The quest takes them to the one person who is knowledgeable in all this, an archeologist that has discovered the birthplace of Christianity. The man will only speak to Thorne alone and sends the photographer away. Thorne is given seven daggers, to be used to kill the child, with explicit instructions that it must occur on hallowed ground, such as a church.

After the meeting, Jennings pry’s as to what the man disclosed and Thorne conveys, but is perplexed, not wanting to kill a child. He decides against it and tosses the daggers. Jennings retrieves them intending to do the deed himself and is decapitated when a runaway truck tosses a sheet of glass. Bearing witness, Thorne realizes the truth and gathers up the daggers with intent.

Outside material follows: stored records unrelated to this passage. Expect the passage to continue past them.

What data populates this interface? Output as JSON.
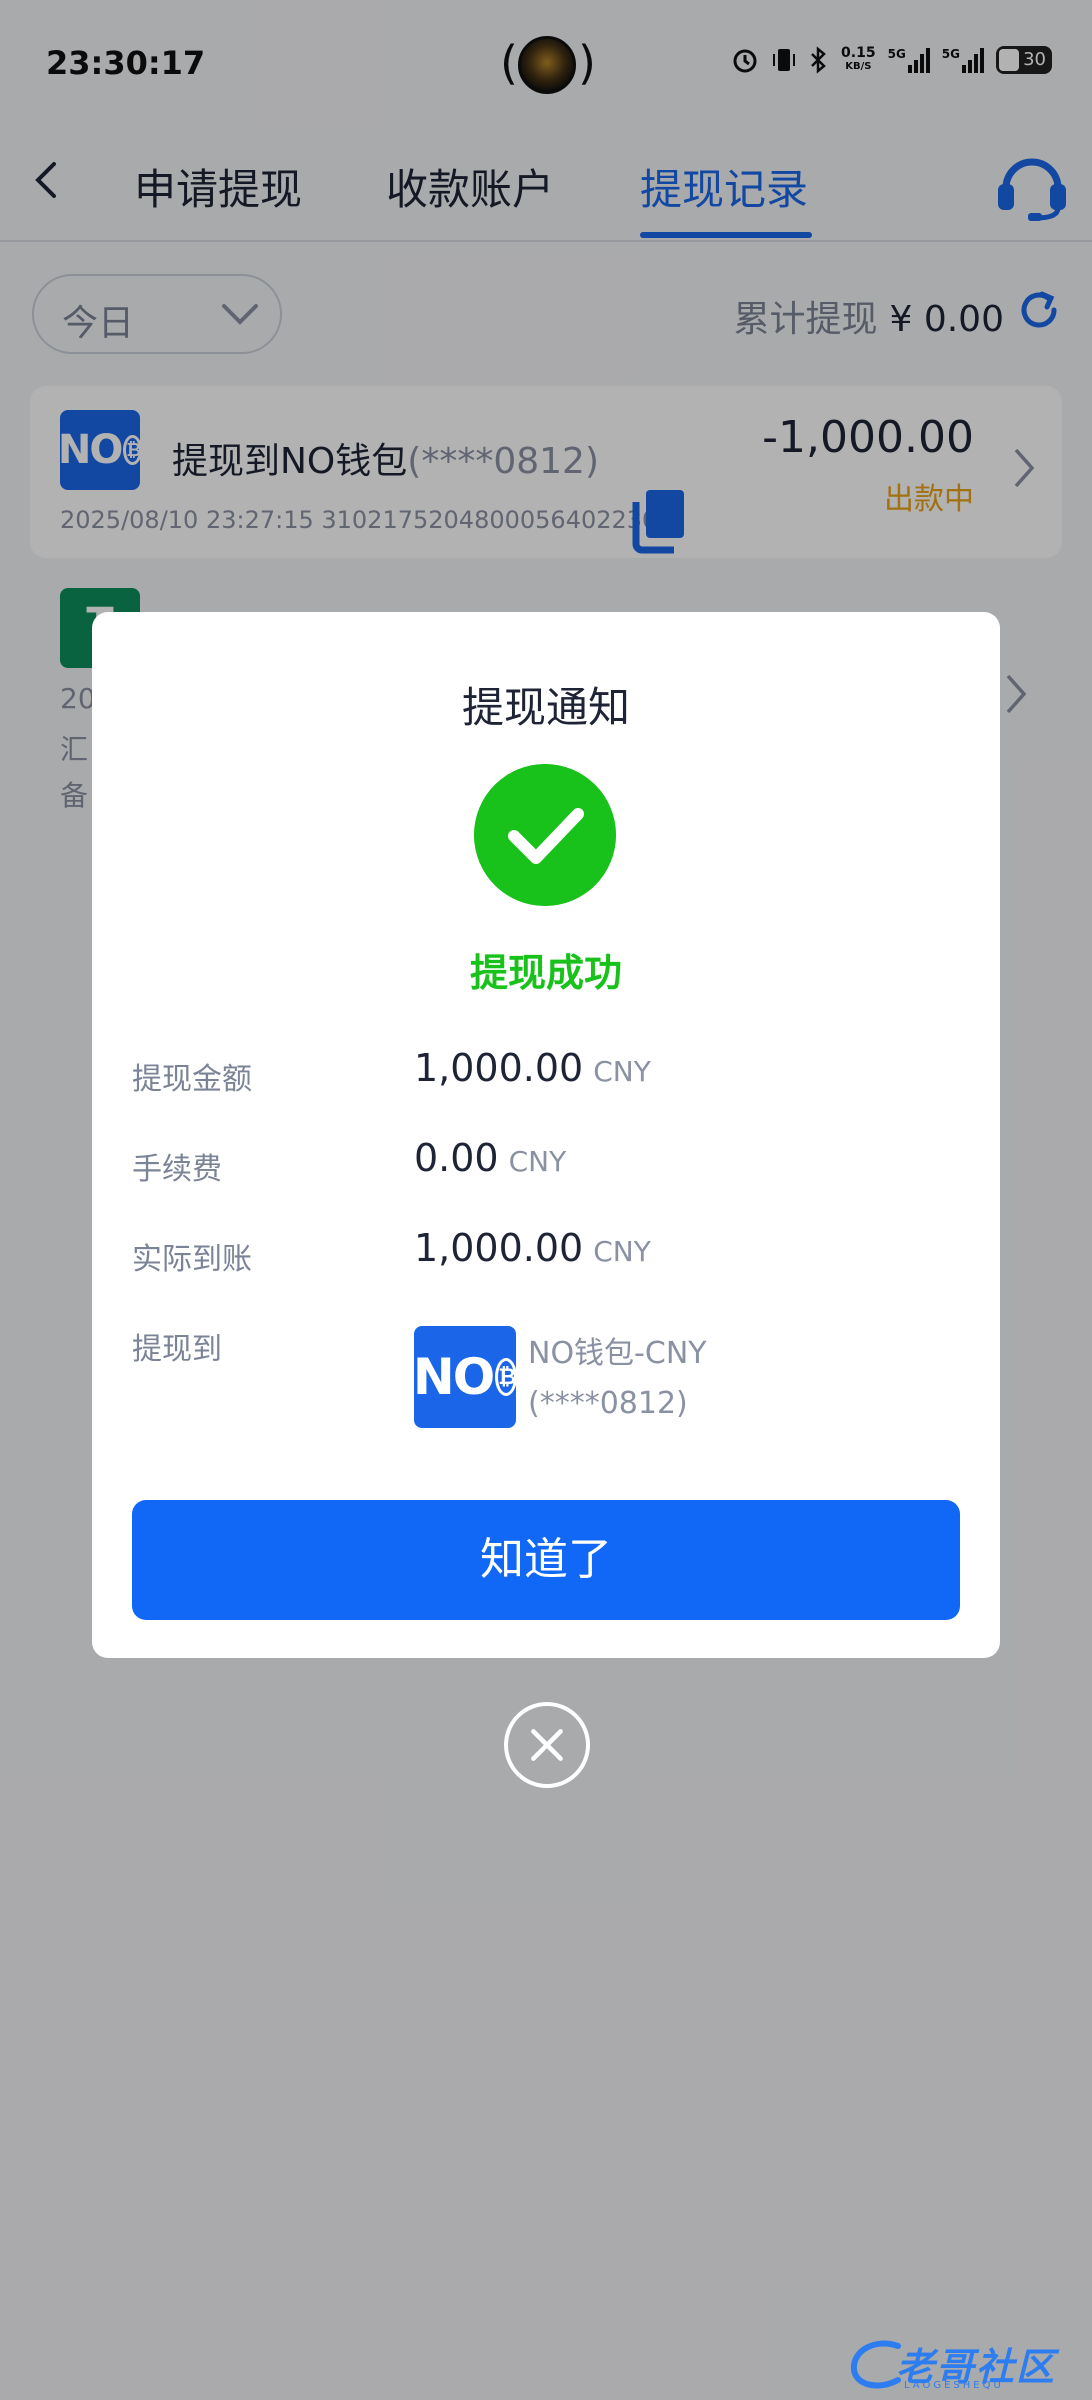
{
  "status_bar": {
    "time": "23:30:17",
    "net_speed": "0.15",
    "net_unit": "KB/S",
    "net1": "5G",
    "net2": "5G",
    "battery": "30"
  },
  "header": {
    "tabs": [
      {
        "label": "申请提现"
      },
      {
        "label": "收款账户"
      },
      {
        "label": "提现记录"
      }
    ],
    "active_tab": 2
  },
  "filter": {
    "selected": "今日",
    "total_label": "累计提现",
    "total_amount": "¥ 0.00"
  },
  "records": [
    {
      "title": "提现到NO钱包",
      "account_mask": "(****0812)",
      "amount": "-1,000.00",
      "status": "出款中",
      "meta": "2025/08/10 23:27:15 3102175204800056402230"
    }
  ],
  "record2_fragments": [
    "20",
    "汇",
    "备"
  ],
  "modal": {
    "title": "提现通知",
    "success_text": "提现成功",
    "rows": [
      {
        "label": "提现金额",
        "value": "1,000.00",
        "currency": "CNY"
      },
      {
        "label": "手续费",
        "value": "0.00",
        "currency": "CNY"
      },
      {
        "label": "实际到账",
        "value": "1,000.00",
        "currency": "CNY"
      }
    ],
    "destination_label": "提现到",
    "destination_name": "NO钱包-CNY",
    "destination_mask": "(****0812)",
    "confirm_label": "知道了"
  },
  "logo_text": "NO",
  "logo_coin": "₿",
  "record2_logo": "T",
  "watermark": {
    "text": "老哥社区",
    "sub": "LAOGESHEQU"
  },
  "colors": {
    "primary": "#1b66e8",
    "success": "#19c21b",
    "pending": "#e7a21a"
  }
}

Quietly he enters the home’s front door. Damien’s guardian, the Rottweiler, is aware and rises to prowl and seek Thorne. Thorne tricks the dog, locking him away and keeping him from aiding.

In Damien’s bedroom, Mrs. Baylock surprises and attacks Thorne, but he is able to fend off the attack, eventually stabbing and killing her with a pair of scissors.

He escapes the house with Damien in tow and is chased by the police for speeding as he races to the church. Holding Damien down before the church alter, Thorne, dagger raised, is shot to death by a policeman before he is able to inflict a fatal blow.

The final scene shows Damien, at Thorne’s funeral, standing between and holding the hands of a couple who will now care for him. It is Thorne’s brother and his wife, The President of the United States. Damien turns and looks at the camera, a smirk on his face.

The Omen is a film that makes a serious attempt at ranking equally alongside other demonic films such as The Exorcist and Rosemary's Baby, but falls a bit short in comparison. However, in premise and flow, The Omen may have a slightly more frightening effect due to the immense biblical overtones guiding this film directly into the fear that many people harbor, and the gothic atmospheric architecture employed throughout. This is one of those films that some fearfully will not consider watching. For much like both The Exorcist and Rosemary’s Baby, it is a believable film utilizing actual biblical points and there is always something terrifying about that.



Comments? Contact Thomas